Records from a data source
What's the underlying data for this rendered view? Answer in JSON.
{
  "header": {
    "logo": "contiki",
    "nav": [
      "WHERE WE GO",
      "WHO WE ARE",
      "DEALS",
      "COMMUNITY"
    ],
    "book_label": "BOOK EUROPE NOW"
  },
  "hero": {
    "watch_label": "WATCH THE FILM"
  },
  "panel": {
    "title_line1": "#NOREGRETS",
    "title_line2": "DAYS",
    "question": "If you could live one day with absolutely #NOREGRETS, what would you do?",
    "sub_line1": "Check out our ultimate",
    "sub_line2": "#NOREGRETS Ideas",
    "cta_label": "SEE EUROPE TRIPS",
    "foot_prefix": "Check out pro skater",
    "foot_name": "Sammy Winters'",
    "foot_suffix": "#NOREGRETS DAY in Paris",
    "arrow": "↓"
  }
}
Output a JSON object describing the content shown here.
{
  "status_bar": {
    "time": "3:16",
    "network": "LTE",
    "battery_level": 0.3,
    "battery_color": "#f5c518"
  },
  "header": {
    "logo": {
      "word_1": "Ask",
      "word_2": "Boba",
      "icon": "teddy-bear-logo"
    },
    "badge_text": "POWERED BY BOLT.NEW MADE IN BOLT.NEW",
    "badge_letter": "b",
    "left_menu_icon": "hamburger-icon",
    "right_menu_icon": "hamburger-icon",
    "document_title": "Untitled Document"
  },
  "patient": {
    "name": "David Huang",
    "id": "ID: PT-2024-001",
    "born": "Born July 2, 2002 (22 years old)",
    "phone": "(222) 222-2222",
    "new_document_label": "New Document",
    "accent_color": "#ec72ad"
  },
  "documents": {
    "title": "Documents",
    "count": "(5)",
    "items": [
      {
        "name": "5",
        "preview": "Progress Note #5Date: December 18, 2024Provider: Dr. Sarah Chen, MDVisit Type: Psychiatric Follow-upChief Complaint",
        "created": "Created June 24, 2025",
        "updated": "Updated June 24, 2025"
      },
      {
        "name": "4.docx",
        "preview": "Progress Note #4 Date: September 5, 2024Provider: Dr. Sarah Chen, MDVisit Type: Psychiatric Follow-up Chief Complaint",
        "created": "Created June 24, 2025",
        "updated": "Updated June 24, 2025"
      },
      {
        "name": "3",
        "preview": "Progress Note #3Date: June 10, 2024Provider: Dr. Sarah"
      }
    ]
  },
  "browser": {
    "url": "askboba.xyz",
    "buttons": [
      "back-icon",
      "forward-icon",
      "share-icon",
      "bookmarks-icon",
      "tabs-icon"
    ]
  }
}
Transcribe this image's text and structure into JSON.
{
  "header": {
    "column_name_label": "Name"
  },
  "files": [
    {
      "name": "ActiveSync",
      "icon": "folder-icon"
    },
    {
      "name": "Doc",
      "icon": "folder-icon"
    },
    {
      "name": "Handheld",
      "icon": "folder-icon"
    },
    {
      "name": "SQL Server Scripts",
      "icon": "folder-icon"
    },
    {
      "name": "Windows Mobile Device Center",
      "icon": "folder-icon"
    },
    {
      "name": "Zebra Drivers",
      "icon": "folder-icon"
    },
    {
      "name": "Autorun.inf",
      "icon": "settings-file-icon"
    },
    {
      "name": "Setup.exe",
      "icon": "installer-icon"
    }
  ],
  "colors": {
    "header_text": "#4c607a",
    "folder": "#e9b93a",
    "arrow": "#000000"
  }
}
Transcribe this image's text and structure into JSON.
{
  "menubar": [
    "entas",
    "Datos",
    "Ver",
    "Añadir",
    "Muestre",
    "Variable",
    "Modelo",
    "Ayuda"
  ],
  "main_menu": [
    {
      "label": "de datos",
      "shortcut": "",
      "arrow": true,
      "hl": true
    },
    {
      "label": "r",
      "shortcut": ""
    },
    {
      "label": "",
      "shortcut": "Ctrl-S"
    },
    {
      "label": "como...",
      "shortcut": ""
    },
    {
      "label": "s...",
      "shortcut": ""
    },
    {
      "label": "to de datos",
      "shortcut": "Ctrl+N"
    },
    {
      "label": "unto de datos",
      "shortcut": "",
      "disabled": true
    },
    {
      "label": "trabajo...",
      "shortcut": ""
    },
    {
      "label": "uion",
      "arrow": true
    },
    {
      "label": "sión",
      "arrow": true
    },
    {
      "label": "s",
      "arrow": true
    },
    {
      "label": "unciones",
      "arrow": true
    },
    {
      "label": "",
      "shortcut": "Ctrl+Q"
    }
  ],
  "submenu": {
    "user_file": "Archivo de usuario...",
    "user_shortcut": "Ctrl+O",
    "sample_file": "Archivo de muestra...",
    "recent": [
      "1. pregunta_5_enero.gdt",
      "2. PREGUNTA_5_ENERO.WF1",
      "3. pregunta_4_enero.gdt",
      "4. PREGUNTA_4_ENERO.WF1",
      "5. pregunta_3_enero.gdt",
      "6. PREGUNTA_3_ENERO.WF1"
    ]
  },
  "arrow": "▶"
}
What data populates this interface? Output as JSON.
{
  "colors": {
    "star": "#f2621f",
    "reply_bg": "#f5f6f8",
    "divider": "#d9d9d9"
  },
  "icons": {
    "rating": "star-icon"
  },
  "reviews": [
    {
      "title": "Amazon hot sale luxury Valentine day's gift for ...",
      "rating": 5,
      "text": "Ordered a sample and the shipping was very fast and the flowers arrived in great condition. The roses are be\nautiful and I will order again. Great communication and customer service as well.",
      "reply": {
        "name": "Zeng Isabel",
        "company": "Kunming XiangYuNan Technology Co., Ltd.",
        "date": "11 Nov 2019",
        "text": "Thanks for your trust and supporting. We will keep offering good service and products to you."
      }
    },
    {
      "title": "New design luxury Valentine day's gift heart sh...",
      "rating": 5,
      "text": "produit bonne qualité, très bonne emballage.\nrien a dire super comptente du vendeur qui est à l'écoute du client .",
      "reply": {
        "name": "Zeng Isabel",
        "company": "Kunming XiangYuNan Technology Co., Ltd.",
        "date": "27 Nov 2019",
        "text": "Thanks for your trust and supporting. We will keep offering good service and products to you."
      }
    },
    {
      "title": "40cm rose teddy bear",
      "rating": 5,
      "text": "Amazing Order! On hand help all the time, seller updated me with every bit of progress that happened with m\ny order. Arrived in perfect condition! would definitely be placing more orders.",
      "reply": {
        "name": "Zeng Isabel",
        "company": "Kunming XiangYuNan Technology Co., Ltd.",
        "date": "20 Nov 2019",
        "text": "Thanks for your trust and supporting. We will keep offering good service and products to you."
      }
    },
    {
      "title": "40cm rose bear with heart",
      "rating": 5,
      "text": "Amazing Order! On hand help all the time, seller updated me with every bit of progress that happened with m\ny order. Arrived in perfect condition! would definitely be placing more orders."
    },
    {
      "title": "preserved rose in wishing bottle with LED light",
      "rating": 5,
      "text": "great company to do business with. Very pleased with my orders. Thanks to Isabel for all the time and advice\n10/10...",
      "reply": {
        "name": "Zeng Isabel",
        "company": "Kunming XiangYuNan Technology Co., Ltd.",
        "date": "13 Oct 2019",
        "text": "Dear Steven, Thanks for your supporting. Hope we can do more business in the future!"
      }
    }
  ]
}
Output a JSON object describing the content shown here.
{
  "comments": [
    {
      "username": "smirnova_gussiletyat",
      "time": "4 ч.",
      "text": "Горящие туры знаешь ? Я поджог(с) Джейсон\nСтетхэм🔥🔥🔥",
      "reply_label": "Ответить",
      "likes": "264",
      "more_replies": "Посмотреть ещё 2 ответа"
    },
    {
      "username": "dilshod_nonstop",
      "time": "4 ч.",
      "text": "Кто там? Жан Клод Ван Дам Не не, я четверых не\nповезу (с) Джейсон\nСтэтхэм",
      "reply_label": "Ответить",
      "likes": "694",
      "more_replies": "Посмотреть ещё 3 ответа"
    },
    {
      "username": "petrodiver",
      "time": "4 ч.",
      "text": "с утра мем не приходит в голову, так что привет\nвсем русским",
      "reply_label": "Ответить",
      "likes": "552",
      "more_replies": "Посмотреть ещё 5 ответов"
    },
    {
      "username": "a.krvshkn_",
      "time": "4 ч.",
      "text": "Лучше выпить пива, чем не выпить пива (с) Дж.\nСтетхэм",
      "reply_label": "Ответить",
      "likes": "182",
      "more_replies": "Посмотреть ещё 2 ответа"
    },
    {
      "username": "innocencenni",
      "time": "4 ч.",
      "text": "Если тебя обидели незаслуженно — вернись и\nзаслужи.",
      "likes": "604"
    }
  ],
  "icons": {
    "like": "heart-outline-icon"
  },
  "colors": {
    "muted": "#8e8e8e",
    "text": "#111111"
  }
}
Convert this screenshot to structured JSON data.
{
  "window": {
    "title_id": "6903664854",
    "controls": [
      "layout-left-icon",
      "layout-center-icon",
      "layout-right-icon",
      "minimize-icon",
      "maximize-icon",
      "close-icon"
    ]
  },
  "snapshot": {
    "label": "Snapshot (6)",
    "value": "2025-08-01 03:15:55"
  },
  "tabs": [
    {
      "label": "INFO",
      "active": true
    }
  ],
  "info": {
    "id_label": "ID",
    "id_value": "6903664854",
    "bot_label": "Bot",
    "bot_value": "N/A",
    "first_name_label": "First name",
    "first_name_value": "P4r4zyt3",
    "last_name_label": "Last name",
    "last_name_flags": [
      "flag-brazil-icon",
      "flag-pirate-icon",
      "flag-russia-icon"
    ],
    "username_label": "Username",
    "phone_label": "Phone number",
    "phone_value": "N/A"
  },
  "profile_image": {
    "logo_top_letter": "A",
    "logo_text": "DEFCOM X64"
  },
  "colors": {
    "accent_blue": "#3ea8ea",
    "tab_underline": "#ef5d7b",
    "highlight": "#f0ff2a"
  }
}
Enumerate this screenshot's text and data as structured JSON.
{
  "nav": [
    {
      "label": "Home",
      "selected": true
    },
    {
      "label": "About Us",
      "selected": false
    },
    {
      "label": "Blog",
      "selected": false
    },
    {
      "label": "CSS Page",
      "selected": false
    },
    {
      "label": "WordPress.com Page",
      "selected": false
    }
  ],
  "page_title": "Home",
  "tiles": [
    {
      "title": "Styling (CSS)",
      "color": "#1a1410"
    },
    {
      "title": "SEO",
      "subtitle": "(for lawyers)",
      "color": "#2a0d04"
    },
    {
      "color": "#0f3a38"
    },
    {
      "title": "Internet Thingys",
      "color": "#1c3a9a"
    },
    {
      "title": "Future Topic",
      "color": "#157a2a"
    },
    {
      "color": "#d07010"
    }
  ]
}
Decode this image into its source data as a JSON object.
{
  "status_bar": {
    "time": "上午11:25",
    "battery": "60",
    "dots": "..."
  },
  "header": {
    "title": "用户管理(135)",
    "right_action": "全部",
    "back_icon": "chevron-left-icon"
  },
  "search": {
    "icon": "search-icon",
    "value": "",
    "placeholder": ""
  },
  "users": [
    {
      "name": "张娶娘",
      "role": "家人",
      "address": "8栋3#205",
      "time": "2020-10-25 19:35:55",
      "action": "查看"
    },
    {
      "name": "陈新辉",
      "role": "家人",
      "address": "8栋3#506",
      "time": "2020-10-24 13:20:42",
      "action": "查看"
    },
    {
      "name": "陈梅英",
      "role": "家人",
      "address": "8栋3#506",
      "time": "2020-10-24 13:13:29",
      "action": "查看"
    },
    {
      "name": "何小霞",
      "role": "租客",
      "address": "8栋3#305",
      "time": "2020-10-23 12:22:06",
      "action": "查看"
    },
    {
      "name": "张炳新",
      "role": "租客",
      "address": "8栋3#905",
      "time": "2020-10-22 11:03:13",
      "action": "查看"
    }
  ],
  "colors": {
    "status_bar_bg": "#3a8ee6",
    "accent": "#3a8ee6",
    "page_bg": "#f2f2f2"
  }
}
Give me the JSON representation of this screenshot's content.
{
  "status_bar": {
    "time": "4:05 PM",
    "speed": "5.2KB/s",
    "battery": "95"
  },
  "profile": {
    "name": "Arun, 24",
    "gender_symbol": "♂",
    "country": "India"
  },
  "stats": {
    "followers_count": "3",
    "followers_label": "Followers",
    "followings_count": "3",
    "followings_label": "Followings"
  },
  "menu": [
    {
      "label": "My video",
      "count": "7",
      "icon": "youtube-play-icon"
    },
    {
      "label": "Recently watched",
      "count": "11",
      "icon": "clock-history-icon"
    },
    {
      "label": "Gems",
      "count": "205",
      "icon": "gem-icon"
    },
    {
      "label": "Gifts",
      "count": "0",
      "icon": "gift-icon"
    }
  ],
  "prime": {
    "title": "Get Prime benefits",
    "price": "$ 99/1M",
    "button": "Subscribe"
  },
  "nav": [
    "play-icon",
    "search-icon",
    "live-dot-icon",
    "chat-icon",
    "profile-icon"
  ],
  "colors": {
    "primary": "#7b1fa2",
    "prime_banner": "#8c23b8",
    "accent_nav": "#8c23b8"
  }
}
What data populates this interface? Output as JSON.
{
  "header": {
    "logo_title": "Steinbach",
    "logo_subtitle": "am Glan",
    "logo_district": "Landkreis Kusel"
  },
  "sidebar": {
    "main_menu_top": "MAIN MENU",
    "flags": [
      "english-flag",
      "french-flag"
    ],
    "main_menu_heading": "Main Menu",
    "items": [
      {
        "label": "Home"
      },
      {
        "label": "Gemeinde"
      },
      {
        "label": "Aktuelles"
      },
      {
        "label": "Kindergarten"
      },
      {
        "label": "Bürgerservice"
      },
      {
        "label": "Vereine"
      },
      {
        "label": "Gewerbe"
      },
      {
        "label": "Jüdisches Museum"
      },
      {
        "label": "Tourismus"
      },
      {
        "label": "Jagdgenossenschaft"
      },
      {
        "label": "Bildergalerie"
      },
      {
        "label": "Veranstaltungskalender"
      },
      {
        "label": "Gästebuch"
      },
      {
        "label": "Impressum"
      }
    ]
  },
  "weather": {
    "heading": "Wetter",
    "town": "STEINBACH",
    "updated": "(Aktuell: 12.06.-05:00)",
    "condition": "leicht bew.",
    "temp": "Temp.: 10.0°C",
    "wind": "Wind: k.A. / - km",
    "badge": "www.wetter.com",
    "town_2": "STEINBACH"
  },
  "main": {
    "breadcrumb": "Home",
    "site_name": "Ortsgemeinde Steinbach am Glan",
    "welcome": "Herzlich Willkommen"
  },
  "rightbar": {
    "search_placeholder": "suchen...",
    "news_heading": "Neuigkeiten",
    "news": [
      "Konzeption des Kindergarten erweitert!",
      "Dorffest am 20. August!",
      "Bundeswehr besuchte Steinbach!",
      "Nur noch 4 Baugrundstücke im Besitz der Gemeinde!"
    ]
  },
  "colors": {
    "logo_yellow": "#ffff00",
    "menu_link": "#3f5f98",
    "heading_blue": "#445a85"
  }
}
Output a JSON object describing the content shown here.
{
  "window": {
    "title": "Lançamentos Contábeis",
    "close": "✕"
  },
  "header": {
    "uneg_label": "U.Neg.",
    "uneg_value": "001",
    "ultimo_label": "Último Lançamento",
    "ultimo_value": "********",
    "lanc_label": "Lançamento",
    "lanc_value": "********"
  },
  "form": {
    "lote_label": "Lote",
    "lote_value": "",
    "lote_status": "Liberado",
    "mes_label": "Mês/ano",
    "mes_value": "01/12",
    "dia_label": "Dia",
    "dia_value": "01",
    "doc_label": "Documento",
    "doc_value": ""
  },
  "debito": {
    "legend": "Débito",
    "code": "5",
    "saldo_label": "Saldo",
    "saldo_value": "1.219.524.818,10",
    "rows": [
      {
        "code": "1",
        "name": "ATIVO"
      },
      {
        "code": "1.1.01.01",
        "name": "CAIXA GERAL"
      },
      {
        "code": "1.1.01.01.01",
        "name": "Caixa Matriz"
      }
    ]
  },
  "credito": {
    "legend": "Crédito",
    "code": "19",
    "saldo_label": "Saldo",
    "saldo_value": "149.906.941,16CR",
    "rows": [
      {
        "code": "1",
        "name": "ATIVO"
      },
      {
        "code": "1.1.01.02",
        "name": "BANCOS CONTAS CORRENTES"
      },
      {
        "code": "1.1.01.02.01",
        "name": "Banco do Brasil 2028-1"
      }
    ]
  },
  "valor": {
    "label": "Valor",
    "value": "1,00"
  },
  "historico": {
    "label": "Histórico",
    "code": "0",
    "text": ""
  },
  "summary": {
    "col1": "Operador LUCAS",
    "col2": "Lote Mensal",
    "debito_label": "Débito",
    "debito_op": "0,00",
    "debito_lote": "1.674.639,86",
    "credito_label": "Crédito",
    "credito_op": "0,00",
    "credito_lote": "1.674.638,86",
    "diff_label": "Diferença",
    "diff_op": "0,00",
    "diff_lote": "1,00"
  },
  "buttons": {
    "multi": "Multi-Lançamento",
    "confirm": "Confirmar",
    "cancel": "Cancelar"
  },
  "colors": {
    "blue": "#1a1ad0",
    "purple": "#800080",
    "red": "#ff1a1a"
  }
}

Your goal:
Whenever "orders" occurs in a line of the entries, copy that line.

Answer to the problem:
      "text": "Amazing Order! On hand help all the time, seller updated me with every bit of progress that happened with m\ny order. Arrived in perfect condition! would definitely be placing more orders.",
      "text": "Amazing Order! On hand help all the time, seller updated me with every bit of progress that happened with m\ny order. Arrived in perfect condition! would definitely be placing more orders."
      "text": "great company to do business with. Very pleased with my orders. Thanks to Isabel for all the time and advice\n10/10...",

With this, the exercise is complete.